# Work instructions:
Everything in the listing below needs to be returned word for word.

=== Section Start ===

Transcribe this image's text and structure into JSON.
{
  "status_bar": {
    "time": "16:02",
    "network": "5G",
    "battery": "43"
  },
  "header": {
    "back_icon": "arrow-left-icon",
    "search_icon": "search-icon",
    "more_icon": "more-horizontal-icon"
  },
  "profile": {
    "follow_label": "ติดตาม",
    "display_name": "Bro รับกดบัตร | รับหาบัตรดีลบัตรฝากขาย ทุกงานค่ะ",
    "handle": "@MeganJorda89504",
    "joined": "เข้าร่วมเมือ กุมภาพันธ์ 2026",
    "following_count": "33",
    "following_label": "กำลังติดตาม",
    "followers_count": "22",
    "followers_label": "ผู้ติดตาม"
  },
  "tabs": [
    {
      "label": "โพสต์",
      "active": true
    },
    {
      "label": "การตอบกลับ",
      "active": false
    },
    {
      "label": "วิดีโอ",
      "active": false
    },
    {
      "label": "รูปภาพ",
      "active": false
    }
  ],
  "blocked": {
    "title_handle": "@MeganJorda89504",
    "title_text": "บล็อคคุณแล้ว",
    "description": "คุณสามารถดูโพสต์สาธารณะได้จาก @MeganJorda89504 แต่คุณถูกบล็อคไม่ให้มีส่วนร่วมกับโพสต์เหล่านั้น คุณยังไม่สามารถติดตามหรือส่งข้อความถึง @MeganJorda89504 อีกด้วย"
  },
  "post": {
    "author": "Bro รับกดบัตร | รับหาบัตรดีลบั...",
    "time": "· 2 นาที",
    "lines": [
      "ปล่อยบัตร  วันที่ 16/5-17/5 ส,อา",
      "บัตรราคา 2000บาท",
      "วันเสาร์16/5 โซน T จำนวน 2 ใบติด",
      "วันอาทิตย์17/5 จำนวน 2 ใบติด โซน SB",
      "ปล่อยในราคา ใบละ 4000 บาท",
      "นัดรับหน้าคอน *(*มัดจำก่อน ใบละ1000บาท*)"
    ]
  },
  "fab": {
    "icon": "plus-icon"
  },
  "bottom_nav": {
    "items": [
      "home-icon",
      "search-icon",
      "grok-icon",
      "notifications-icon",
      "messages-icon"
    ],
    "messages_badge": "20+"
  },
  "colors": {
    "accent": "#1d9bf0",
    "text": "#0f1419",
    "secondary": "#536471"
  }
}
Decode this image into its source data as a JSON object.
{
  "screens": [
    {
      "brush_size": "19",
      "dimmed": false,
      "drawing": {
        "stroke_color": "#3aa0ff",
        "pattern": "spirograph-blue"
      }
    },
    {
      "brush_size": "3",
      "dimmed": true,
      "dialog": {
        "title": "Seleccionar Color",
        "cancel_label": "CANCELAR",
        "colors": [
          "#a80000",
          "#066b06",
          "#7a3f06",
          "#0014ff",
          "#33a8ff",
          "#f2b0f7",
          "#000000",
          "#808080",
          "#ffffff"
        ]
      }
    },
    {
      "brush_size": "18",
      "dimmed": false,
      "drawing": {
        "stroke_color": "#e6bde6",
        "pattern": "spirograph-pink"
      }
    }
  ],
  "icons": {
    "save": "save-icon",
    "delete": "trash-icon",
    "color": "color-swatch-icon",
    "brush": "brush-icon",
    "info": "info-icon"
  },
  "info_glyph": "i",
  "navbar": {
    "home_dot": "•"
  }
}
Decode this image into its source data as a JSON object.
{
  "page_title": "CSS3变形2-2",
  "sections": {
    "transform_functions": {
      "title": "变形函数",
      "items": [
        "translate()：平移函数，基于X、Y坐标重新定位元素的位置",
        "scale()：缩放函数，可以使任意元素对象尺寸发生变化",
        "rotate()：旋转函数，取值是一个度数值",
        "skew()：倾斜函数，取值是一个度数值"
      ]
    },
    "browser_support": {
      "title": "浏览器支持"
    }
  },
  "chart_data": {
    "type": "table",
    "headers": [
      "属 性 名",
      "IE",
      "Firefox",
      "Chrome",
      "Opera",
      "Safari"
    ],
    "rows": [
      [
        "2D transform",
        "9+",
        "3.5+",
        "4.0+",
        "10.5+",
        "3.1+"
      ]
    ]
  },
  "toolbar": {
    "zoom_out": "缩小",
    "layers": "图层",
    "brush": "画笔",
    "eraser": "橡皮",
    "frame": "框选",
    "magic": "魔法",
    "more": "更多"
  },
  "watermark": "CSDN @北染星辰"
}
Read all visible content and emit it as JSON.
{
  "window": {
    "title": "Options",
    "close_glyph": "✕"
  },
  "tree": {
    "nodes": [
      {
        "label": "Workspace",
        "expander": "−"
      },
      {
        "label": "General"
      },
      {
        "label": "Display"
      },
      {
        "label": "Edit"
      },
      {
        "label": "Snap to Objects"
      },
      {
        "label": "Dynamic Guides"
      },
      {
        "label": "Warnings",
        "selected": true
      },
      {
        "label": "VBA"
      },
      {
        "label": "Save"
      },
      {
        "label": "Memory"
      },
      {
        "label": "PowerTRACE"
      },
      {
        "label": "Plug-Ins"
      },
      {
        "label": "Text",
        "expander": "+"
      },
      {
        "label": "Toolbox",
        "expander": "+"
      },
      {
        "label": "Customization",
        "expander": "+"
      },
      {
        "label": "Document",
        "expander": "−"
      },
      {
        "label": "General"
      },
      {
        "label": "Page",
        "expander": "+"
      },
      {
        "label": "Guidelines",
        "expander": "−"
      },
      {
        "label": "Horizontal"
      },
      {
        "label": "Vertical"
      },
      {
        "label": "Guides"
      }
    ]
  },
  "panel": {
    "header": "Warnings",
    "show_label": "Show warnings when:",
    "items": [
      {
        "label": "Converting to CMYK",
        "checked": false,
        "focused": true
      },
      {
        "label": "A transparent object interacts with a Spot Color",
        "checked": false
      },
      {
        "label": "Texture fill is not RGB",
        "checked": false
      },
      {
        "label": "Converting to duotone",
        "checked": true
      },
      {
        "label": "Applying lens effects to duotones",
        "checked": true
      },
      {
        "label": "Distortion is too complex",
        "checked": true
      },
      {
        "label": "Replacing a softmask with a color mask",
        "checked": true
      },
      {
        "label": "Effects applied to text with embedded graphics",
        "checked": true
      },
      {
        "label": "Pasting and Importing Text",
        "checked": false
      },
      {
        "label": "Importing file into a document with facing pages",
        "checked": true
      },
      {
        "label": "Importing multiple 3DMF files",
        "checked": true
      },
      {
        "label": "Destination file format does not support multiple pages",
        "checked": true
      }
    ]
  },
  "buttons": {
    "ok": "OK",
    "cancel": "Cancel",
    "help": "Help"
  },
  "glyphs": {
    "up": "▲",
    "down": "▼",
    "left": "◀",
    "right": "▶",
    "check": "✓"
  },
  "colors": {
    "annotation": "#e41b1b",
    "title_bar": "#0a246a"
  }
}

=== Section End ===

# Result:
Transcribe this image's text and structure into JSON.
{
  "status_bar": {
    "time": "16:02",
    "network": "5G",
    "battery": "43"
  },
  "header": {
    "back_icon": "arrow-left-icon",
    "search_icon": "search-icon",
    "more_icon": "more-horizontal-icon"
  },
  "profile": {
    "follow_label": "ติดตาม",
    "display_name": "Bro รับกดบัตร | รับหาบัตรดีลบัตรฝากขาย ทุกงานค่ะ",
    "handle": "@MeganJorda89504",
    "joined": "เข้าร่วมเมือ กุมภาพันธ์ 2026",
    "following_count": "33",
    "following_label": "กำลังติดตาม",
    "followers_count": "22",
    "followers_label": "ผู้ติดตาม"
  },
  "tabs": [
    {
      "label": "โพสต์",
      "active": true
    },
    {
      "label": "การตอบกลับ",
      "active": false
    },
    {
      "label": "วิดีโอ",
      "active": false
    },
    {
      "label": "รูปภาพ",
      "active": false
    }
  ],
  "blocked": {
    "title_handle": "@MeganJorda89504",
    "title_text": "บล็อคคุณแล้ว",
    "description": "คุณสามารถดูโพสต์สาธารณะได้จาก @MeganJorda89504 แต่คุณถูกบล็อคไม่ให้มีส่วนร่วมกับโพสต์เหล่านั้น คุณยังไม่สามารถติดตามหรือส่งข้อความถึง @MeganJorda89504 อีกด้วย"
  },
  "post": {
    "author": "Bro รับกดบัตร | รับหาบัตรดีลบั...",
    "time": "· 2 นาที",
    "lines": [
      "ปล่อยบัตร  วันที่ 16/5-17/5 ส,อา",
      "บัตรราคา 2000บาท",
      "วันเสาร์16/5 โซน T จำนวน 2 ใบติด",
      "วันอาทิตย์17/5 จำนวน 2 ใบติด โซน SB",
      "ปล่อยในราคา ใบละ 4000 บาท",
      "นัดรับหน้าคอน *(*มัดจำก่อน ใบละ1000บาท*)"
    ]
  },
  "fab": {
    "icon": "plus-icon"
  },
  "bottom_nav": {
    "items": [
      "home-icon",
      "search-icon",
      "grok-icon",
      "notifications-icon",
      "messages-icon"
    ],
    "messages_badge": "20+"
  },
  "colors": {
    "accent": "#1d9bf0",
    "text": "#0f1419",
    "secondary": "#536471"
  }
}
Decode this image into its source data as a JSON object.
{
  "screens": [
    {
      "brush_size": "19",
      "dimmed": false,
      "drawing": {
        "stroke_color": "#3aa0ff",
        "pattern": "spirograph-blue"
      }
    },
    {
      "brush_size": "3",
      "dimmed": true,
      "dialog": {
        "title": "Seleccionar Color",
        "cancel_label": "CANCELAR",
        "colors": [
          "#a80000",
          "#066b06",
          "#7a3f06",
          "#0014ff",
          "#33a8ff",
          "#f2b0f7",
          "#000000",
          "#808080",
          "#ffffff"
        ]
      }
    },
    {
      "brush_size": "18",
      "dimmed": false,
      "drawing": {
        "stroke_color": "#e6bde6",
        "pattern": "spirograph-pink"
      }
    }
  ],
  "icons": {
    "save": "save-icon",
    "delete": "trash-icon",
    "color": "color-swatch-icon",
    "brush": "brush-icon",
    "info": "info-icon"
  },
  "info_glyph": "i",
  "navbar": {
    "home_dot": "•"
  }
}
Decode this image into its source data as a JSON object.
{
  "page_title": "CSS3变形2-2",
  "sections": {
    "transform_functions": {
      "title": "变形函数",
      "items": [
        "translate()：平移函数，基于X、Y坐标重新定位元素的位置",
        "scale()：缩放函数，可以使任意元素对象尺寸发生变化",
        "rotate()：旋转函数，取值是一个度数值",
        "skew()：倾斜函数，取值是一个度数值"
      ]
    },
    "browser_support": {
      "title": "浏览器支持"
    }
  },
  "chart_data": {
    "type": "table",
    "headers": [
      "属 性 名",
      "IE",
      "Firefox",
      "Chrome",
      "Opera",
      "Safari"
    ],
    "rows": [
      [
        "2D transform",
        "9+",
        "3.5+",
        "4.0+",
        "10.5+",
        "3.1+"
      ]
    ]
  },
  "toolbar": {
    "zoom_out": "缩小",
    "layers": "图层",
    "brush": "画笔",
    "eraser": "橡皮",
    "frame": "框选",
    "magic": "魔法",
    "more": "更多"
  },
  "watermark": "CSDN @北染星辰"
}
Read all visible content and emit it as JSON.
{
  "window": {
    "title": "Options",
    "close_glyph": "✕"
  },
  "tree": {
    "nodes": [
      {
        "label": "Workspace",
        "expander": "−"
      },
      {
        "label": "General"
      },
      {
        "label": "Display"
      },
      {
        "label": "Edit"
      },
      {
        "label": "Snap to Objects"
      },
      {
        "label": "Dynamic Guides"
      },
      {
        "label": "Warnings",
        "selected": true
      },
      {
        "label": "VBA"
      },
      {
        "label": "Save"
      },
      {
        "label": "Memory"
      },
      {
        "label": "PowerTRACE"
      },
      {
        "label": "Plug-Ins"
      },
      {
        "label": "Text",
        "expander": "+"
      },
      {
        "label": "Toolbox",
        "expander": "+"
      },
      {
        "label": "Customization",
        "expander": "+"
      },
      {
        "label": "Document",
        "expander": "−"
      },
      {
        "label": "General"
      },
      {
        "label": "Page",
        "expander": "+"
      },
      {
        "label": "Guidelines",
        "expander": "−"
      },
      {
        "label": "Horizontal"
      },
      {
        "label": "Vertical"
      },
      {
        "label": "Guides"
      }
    ]
  },
  "panel": {
    "header": "Warnings",
    "show_label": "Show warnings when:",
    "items": [
      {
        "label": "Converting to CMYK",
        "checked": false,
        "focused": true
      },
      {
        "label": "A transparent object interacts with a Spot Color",
        "checked": false
      },
      {
        "label": "Texture fill is not RGB",
        "checked": false
      },
      {
        "label": "Converting to duotone",
        "checked": true
      },
      {
        "label": "Applying lens effects to duotones",
        "checked": true
      },
      {
        "label": "Distortion is too complex",
        "checked": true
      },
      {
        "label": "Replacing a softmask with a color mask",
        "checked": true
      },
      {
        "label": "Effects applied to text with embedded graphics",
        "checked": true
      },
      {
        "label": "Pasting and Importing Text",
        "checked": false
      },
      {
        "label": "Importing file into a document with facing pages",
        "checked": true
      },
      {
        "label": "Importing multiple 3DMF files",
        "checked": true
      },
      {
        "label": "Destination file format does not support multiple pages",
        "checked": true
      }
    ]
  },
  "buttons": {
    "ok": "OK",
    "cancel": "Cancel",
    "help": "Help"
  },
  "glyphs": {
    "up": "▲",
    "down": "▼",
    "left": "◀",
    "right": "▶",
    "check": "✓"
  },
  "colors": {
    "annotation": "#e41b1b",
    "title_bar": "#0a246a"
  }
}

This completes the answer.